Now, back to that old, iron bridge that once spanned the Coosawattee River. In a small, monolithic, mostly one-dimensional community, a single-lane bridge is all that is needed. Traffic is light, the weight of the scant vehicles bearable, and the traffic moves more or less in a uniform direction. In other words, small capacity is not a problem when the area you are dealing with is small; not much love is needed to overcome minor differences in a limited space. But within the community we now live, the bridges we need will have to be of greater capacity, accommodating an expressway of diversity. Such bridges, better bridges, will have to be constructed with lots of love. Big Love. The kind of love that leaves no room for fear. Concrete-like love that is patient and kind. Unselfish love that does not demand its own way. Fierce, unshakable love that seeks justice. It is love that endures, reinforced by all that is lasting and hopeful.
Such a love is not sentimentality, emotionalism, or the false face of simply being “nice.” This love embraces self-examination, personal growth, radical openness, and is willing to take great risk. This is the only solution I see to our crumbling structures, structures that can no longer be propped up or apologized for. As Viktor Frankl understood, “No one can become fully aware of the essence of another human being unless he loves him. It is the loving person who enables and actualizes human potential.” Love is the way forward, and the Great Traditions, the wisest teachers, and the most developed perspectives have always understood this. Only love put into practice leads to a more peaceful, stable, just, and verdant world.

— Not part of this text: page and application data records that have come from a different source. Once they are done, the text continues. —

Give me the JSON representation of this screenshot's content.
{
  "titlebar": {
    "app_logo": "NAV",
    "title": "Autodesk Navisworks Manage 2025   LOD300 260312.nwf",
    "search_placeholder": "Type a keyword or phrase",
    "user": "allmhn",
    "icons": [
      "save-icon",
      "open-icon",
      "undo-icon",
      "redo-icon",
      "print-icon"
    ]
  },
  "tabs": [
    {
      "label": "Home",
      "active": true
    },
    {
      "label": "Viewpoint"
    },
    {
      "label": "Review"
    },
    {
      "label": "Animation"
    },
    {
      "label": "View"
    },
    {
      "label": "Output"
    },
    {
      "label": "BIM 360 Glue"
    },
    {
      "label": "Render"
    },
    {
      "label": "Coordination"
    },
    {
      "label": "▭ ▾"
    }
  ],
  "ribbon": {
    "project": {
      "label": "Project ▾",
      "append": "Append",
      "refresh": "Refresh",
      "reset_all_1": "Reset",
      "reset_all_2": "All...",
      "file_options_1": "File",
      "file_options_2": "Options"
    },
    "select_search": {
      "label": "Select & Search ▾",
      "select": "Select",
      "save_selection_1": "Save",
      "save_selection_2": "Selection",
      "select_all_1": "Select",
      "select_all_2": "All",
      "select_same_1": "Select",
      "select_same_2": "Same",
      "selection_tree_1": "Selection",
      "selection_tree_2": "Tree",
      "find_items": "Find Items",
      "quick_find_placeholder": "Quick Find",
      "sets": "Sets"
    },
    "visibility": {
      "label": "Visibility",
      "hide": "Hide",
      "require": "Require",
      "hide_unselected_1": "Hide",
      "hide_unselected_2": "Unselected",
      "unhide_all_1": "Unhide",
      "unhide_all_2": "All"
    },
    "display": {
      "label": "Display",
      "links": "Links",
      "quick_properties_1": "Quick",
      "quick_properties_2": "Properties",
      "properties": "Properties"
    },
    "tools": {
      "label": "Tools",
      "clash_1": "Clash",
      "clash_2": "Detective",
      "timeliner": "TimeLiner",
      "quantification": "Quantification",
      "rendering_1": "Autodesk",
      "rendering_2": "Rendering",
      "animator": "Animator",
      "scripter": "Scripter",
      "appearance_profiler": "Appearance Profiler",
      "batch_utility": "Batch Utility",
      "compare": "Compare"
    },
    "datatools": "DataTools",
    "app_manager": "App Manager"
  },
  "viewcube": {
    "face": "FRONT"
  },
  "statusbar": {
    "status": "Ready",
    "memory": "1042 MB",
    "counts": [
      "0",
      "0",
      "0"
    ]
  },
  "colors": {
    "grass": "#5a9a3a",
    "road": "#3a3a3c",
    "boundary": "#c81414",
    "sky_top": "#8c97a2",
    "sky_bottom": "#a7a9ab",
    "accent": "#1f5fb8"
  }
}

How then does love replace the rattling bridges disintegrating beneath us?
Well, that is the work isn’t it? And the work is unfolding. I’ll keep you posted.
– Ronnie McBrayer